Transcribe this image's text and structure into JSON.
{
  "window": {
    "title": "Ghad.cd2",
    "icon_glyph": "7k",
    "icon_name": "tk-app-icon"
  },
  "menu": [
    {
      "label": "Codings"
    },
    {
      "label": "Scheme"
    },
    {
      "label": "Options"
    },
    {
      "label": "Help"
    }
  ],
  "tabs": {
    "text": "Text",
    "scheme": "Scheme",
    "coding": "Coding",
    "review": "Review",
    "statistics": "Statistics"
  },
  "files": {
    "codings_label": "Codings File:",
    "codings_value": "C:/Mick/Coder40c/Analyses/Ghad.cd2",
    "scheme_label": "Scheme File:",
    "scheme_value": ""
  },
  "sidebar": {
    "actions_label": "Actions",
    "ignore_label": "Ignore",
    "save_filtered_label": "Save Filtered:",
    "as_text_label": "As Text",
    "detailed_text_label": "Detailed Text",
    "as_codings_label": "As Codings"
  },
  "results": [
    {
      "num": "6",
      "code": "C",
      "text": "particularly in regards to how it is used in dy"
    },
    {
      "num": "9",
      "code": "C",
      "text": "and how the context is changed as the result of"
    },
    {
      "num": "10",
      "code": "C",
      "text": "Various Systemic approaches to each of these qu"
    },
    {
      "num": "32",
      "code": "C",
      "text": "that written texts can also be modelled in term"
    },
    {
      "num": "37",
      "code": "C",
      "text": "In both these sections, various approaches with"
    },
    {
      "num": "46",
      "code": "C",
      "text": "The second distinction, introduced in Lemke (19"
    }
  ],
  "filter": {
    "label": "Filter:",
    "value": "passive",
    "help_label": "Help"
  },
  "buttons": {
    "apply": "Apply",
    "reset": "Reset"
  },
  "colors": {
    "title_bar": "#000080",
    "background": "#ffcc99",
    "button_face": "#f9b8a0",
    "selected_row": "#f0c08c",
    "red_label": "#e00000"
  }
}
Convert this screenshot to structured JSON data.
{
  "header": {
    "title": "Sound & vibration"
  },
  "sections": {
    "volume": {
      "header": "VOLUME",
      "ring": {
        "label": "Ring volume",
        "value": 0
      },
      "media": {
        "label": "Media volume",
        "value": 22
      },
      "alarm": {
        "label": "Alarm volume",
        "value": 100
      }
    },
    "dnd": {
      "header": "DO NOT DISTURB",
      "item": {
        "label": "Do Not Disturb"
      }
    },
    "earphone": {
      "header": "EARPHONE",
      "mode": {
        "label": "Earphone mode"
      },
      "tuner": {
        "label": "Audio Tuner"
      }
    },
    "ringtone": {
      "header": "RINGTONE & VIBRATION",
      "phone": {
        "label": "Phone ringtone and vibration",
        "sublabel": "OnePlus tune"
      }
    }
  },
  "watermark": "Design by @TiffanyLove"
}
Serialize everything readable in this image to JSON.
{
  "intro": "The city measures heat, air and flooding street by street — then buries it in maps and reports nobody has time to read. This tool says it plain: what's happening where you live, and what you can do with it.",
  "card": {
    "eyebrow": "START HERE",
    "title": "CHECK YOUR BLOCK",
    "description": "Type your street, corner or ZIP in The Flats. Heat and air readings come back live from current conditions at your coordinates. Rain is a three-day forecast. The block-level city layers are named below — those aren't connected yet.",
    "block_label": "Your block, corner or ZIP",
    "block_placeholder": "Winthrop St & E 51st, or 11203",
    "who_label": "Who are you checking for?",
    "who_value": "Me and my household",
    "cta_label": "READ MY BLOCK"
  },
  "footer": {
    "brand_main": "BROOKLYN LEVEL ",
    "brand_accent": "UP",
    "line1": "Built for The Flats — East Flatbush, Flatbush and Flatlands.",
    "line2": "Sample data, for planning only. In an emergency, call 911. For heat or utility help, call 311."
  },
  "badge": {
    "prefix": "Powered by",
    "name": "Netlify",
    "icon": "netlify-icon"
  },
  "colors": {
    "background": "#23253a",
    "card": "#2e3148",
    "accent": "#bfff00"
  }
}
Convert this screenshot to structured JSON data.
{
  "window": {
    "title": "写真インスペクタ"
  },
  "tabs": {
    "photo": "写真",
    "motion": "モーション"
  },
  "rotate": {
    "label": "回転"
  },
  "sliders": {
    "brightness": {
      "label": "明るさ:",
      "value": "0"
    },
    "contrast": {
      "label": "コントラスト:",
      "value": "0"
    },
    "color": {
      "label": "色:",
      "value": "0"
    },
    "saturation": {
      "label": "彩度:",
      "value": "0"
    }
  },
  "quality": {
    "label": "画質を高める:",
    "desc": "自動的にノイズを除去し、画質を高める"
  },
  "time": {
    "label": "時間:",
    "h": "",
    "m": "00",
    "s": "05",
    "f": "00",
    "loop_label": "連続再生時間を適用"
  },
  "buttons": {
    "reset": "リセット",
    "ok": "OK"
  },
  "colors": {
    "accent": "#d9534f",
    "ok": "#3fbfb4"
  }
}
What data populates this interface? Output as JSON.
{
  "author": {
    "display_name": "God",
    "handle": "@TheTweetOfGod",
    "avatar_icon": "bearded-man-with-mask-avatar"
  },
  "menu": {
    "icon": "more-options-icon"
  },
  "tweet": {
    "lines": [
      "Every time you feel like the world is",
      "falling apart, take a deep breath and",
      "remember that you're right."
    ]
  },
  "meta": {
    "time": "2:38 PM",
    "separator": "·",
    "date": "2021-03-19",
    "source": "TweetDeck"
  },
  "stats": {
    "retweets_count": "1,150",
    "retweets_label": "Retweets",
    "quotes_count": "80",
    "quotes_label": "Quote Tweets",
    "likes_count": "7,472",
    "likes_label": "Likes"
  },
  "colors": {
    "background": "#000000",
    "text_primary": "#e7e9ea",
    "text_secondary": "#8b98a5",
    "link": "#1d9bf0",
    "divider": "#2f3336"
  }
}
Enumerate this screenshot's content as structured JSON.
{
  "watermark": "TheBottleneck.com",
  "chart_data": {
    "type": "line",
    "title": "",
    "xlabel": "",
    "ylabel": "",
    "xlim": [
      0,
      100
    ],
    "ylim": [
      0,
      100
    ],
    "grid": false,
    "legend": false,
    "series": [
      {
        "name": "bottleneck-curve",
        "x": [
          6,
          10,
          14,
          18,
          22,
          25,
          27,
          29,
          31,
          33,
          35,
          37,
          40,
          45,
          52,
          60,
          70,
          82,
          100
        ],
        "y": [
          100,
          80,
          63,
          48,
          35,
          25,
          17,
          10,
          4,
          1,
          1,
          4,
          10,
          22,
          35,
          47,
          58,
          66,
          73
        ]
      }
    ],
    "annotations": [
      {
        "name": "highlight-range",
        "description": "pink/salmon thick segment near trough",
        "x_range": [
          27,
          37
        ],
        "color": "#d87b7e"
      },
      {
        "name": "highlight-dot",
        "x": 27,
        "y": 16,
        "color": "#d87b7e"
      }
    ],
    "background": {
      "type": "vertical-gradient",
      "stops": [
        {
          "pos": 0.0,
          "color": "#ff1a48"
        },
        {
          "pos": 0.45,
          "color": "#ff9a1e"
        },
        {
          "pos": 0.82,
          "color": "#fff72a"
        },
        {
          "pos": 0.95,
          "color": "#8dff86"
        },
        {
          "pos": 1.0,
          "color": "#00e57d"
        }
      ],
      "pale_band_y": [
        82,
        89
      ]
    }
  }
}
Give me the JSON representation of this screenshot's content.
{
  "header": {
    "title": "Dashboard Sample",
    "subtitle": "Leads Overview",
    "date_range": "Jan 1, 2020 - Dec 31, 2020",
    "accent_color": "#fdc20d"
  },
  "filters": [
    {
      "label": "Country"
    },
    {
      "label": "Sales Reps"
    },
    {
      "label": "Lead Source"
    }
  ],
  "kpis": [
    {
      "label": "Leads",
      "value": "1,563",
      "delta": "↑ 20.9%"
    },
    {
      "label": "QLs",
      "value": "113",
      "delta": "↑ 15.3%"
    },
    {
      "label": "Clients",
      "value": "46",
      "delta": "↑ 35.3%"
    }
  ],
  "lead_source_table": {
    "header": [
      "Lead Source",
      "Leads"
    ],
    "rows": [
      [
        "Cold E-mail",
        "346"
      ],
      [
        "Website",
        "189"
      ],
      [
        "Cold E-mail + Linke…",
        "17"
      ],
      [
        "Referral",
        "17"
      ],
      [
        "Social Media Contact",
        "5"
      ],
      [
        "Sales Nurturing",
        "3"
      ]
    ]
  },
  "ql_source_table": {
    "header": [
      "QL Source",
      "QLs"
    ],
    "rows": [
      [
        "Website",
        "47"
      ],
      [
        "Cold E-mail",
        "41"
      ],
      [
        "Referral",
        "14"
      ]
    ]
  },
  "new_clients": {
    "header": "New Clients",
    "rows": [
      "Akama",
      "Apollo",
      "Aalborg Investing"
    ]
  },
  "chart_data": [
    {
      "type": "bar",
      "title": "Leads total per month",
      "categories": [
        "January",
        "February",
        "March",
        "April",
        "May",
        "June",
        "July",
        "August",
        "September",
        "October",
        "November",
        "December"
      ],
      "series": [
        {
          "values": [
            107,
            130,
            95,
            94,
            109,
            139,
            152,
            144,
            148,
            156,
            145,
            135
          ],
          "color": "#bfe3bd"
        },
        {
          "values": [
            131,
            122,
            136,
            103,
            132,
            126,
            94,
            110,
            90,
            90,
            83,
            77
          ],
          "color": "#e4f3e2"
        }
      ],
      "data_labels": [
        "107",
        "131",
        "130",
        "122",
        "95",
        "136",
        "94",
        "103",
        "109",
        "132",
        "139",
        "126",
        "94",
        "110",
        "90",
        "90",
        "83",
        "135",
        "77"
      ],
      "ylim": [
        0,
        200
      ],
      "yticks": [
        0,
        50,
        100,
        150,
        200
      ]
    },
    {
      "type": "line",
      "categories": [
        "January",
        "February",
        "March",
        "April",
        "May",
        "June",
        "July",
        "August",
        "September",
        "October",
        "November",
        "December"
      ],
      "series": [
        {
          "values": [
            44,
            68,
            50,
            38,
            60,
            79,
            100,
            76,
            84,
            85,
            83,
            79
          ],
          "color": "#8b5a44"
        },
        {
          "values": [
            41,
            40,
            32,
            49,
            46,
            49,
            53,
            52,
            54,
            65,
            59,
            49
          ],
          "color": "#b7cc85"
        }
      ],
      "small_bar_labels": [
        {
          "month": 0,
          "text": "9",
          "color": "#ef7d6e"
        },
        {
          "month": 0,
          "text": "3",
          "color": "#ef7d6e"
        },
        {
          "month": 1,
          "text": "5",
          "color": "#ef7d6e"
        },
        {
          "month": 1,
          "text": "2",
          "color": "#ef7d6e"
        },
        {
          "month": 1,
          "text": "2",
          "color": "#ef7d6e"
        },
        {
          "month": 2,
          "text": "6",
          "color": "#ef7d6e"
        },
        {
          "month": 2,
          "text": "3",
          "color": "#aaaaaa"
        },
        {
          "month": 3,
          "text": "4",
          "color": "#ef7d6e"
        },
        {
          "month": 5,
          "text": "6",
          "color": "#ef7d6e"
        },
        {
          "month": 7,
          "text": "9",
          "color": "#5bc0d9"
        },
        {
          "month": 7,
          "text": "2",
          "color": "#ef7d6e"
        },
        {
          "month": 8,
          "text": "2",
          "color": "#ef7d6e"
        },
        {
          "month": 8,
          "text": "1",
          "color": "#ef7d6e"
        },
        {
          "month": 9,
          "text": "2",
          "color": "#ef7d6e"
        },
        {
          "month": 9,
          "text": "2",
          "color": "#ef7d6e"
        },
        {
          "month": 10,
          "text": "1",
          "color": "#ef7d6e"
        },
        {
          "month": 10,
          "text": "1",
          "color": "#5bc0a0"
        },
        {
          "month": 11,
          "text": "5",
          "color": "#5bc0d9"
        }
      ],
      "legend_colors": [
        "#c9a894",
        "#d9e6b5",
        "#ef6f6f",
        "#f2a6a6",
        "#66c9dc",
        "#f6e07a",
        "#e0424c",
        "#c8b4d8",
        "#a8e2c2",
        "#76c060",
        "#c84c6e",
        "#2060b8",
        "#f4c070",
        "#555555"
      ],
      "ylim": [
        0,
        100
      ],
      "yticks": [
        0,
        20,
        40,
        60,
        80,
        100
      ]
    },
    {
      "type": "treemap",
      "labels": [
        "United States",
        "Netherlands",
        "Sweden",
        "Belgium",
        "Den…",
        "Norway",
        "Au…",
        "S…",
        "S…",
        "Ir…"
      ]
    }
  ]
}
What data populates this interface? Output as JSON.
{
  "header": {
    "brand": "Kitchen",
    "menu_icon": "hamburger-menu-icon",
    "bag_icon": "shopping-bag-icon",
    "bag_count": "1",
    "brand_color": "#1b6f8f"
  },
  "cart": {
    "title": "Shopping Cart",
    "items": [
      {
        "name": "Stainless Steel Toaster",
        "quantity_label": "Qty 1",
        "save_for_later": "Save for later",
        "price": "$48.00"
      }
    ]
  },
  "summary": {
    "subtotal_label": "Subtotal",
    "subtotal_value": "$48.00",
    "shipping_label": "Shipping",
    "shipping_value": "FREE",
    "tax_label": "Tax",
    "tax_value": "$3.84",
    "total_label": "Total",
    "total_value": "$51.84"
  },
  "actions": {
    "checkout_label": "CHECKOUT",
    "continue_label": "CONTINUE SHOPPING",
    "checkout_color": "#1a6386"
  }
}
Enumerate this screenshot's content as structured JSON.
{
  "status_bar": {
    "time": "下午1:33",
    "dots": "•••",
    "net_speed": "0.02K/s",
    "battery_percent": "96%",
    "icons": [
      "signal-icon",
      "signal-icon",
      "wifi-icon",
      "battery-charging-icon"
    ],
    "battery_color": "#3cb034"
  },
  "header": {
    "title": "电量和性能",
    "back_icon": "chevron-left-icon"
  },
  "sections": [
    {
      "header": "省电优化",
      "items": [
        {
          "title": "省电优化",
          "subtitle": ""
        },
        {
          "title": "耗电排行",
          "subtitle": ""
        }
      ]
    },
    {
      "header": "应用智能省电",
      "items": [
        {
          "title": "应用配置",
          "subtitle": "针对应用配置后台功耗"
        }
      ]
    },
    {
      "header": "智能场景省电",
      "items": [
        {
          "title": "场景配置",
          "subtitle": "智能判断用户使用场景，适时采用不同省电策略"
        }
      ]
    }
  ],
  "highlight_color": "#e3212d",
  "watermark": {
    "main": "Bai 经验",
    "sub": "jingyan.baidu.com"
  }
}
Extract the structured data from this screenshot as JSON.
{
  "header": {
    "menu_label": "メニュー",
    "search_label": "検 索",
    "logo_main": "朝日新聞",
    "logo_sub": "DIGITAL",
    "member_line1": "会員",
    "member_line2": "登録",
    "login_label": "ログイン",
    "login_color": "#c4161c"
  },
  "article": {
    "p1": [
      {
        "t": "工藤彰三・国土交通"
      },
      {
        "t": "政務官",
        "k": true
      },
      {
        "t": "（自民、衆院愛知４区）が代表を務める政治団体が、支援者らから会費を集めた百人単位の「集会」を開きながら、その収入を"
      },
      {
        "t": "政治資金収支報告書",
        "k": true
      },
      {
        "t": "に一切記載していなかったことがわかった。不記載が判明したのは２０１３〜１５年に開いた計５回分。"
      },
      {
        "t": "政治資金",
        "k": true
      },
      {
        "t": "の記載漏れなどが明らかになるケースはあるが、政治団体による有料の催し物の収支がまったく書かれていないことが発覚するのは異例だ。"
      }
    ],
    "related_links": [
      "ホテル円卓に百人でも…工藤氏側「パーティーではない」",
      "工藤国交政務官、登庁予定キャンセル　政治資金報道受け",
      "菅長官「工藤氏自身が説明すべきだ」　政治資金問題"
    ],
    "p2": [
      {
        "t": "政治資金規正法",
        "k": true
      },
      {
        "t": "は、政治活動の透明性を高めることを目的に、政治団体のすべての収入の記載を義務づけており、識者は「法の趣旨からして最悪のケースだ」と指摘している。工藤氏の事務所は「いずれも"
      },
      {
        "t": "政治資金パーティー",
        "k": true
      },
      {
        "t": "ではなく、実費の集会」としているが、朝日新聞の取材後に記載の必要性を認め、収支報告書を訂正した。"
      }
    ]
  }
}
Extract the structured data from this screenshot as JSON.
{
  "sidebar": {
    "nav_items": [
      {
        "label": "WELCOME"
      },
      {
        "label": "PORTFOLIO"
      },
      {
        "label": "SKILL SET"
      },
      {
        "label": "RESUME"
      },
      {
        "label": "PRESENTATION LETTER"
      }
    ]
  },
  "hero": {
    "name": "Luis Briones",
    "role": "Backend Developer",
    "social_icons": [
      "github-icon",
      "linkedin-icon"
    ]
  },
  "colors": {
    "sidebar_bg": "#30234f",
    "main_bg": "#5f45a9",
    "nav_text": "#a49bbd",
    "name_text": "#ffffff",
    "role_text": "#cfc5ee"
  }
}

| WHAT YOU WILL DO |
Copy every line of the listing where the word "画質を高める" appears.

| OUTPUT OF THE TASK |
    "label": "画質を高める:",
    "desc": "自動的にノイズを除去し、画質を高める"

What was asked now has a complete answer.